● **TASK DESCRIPTION**: Copy every record below exactly.

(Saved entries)
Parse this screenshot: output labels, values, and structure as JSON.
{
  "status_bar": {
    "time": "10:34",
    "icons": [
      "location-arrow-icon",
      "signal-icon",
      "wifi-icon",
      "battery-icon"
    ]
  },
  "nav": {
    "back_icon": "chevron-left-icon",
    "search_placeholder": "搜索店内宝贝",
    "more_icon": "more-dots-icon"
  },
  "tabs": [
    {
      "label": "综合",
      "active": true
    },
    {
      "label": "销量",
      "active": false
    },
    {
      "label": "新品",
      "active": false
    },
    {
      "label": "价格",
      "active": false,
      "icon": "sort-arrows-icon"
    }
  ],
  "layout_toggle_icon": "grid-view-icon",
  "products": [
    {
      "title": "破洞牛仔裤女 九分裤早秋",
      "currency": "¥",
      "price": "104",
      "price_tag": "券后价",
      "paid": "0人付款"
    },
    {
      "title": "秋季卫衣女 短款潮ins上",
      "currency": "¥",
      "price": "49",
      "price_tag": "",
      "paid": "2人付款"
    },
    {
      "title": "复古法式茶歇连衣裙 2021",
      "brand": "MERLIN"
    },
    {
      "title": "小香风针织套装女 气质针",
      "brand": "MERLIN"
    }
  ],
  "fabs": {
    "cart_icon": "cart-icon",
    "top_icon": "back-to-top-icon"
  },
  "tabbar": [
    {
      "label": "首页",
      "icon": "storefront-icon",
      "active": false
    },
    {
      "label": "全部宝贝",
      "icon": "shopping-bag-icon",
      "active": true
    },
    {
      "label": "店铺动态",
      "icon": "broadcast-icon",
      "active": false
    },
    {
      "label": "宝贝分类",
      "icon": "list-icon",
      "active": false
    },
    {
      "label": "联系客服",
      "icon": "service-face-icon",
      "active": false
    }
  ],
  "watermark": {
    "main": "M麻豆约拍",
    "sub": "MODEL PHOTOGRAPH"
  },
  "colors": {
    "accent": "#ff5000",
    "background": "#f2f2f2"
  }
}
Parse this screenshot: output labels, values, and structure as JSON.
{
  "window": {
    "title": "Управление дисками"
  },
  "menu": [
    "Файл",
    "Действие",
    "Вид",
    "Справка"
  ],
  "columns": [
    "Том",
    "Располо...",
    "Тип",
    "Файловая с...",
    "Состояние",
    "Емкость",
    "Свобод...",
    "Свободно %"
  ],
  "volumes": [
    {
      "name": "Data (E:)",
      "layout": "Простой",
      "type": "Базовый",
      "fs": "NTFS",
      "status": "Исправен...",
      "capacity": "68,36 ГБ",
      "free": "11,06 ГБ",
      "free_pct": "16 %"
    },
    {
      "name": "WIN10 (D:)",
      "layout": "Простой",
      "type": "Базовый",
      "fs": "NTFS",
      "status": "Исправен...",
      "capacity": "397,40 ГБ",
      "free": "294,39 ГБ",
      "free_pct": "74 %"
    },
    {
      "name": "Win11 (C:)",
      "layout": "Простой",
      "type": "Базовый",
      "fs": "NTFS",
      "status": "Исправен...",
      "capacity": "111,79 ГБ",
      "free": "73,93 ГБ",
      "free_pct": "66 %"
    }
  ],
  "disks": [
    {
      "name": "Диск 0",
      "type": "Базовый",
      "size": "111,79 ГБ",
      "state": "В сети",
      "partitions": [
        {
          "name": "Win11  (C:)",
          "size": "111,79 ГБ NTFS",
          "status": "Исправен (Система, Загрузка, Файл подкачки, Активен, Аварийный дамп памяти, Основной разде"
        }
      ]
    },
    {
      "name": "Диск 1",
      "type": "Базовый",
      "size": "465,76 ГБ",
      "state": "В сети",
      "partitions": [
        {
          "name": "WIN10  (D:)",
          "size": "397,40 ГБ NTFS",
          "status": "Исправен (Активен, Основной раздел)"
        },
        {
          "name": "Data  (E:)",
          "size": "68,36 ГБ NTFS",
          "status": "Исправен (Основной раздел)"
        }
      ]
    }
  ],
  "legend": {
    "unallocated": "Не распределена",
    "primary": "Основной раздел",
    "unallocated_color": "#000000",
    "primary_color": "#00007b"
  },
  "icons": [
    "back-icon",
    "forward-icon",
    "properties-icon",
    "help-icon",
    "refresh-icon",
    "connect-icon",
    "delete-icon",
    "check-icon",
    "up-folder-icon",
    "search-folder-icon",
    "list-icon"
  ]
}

● **SOLUTION TO THIS PROBLEM**:
Parse this screenshot: output labels, values, and structure as JSON.
{
  "status_bar": {
    "time": "10:34",
    "icons": [
      "location-arrow-icon",
      "signal-icon",
      "wifi-icon",
      "battery-icon"
    ]
  },
  "nav": {
    "back_icon": "chevron-left-icon",
    "search_placeholder": "搜索店内宝贝",
    "more_icon": "more-dots-icon"
  },
  "tabs": [
    {
      "label": "综合",
      "active": true
    },
    {
      "label": "销量",
      "active": false
    },
    {
      "label": "新品",
      "active": false
    },
    {
      "label": "价格",
      "active": false,
      "icon": "sort-arrows-icon"
    }
  ],
  "layout_toggle_icon": "grid-view-icon",
  "products": [
    {
      "title": "破洞牛仔裤女 九分裤早秋",
      "currency": "¥",
      "price": "104",
      "price_tag": "券后价",
      "paid": "0人付款"
    },
    {
      "title": "秋季卫衣女 短款潮ins上",
      "currency": "¥",
      "price": "49",
      "price_tag": "",
      "paid": "2人付款"
    },
    {
      "title": "复古法式茶歇连衣裙 2021",
      "brand": "MERLIN"
    },
    {
      "title": "小香风针织套装女 气质针",
      "brand": "MERLIN"
    }
  ],
  "fabs": {
    "cart_icon": "cart-icon",
    "top_icon": "back-to-top-icon"
  },
  "tabbar": [
    {
      "label": "首页",
      "icon": "storefront-icon",
      "active": false
    },
    {
      "label": "全部宝贝",
      "icon": "shopping-bag-icon",
      "active": true
    },
    {
      "label": "店铺动态",
      "icon": "broadcast-icon",
      "active": false
    },
    {
      "label": "宝贝分类",
      "icon": "list-icon",
      "active": false
    },
    {
      "label": "联系客服",
      "icon": "service-face-icon",
      "active": false
    }
  ],
  "watermark": {
    "main": "M麻豆约拍",
    "sub": "MODEL PHOTOGRAPH"
  },
  "colors": {
    "accent": "#ff5000",
    "background": "#f2f2f2"
  }
}
Parse this screenshot: output labels, values, and structure as JSON.
{
  "window": {
    "title": "Управление дисками"
  },
  "menu": [
    "Файл",
    "Действие",
    "Вид",
    "Справка"
  ],
  "columns": [
    "Том",
    "Располо...",
    "Тип",
    "Файловая с...",
    "Состояние",
    "Емкость",
    "Свобод...",
    "Свободно %"
  ],
  "volumes": [
    {
      "name": "Data (E:)",
      "layout": "Простой",
      "type": "Базовый",
      "fs": "NTFS",
      "status": "Исправен...",
      "capacity": "68,36 ГБ",
      "free": "11,06 ГБ",
      "free_pct": "16 %"
    },
    {
      "name": "WIN10 (D:)",
      "layout": "Простой",
      "type": "Базовый",
      "fs": "NTFS",
      "status": "Исправен...",
      "capacity": "397,40 ГБ",
      "free": "294,39 ГБ",
      "free_pct": "74 %"
    },
    {
      "name": "Win11 (C:)",
      "layout": "Простой",
      "type": "Базовый",
      "fs": "NTFS",
      "status": "Исправен...",
      "capacity": "111,79 ГБ",
      "free": "73,93 ГБ",
      "free_pct": "66 %"
    }
  ],
  "disks": [
    {
      "name": "Диск 0",
      "type": "Базовый",
      "size": "111,79 ГБ",
      "state": "В сети",
      "partitions": [
        {
          "name": "Win11  (C:)",
          "size": "111,79 ГБ NTFS",
          "status": "Исправен (Система, Загрузка, Файл подкачки, Активен, Аварийный дамп памяти, Основной разде"
        }
      ]
    },
    {
      "name": "Диск 1",
      "type": "Базовый",
      "size": "465,76 ГБ",
      "state": "В сети",
      "partitions": [
        {
          "name": "WIN10  (D:)",
          "size": "397,40 ГБ NTFS",
          "status": "Исправен (Активен, Основной раздел)"
        },
        {
          "name": "Data  (E:)",
          "size": "68,36 ГБ NTFS",
          "status": "Исправен (Основной раздел)"
        }
      ]
    }
  ],
  "legend": {
    "unallocated": "Не распределена",
    "primary": "Основной раздел",
    "unallocated_color": "#000000",
    "primary_color": "#00007b"
  },
  "icons": [
    "back-icon",
    "forward-icon",
    "properties-icon",
    "help-icon",
    "refresh-icon",
    "connect-icon",
    "delete-icon",
    "check-icon",
    "up-folder-icon",
    "search-folder-icon",
    "list-icon"
  ]
}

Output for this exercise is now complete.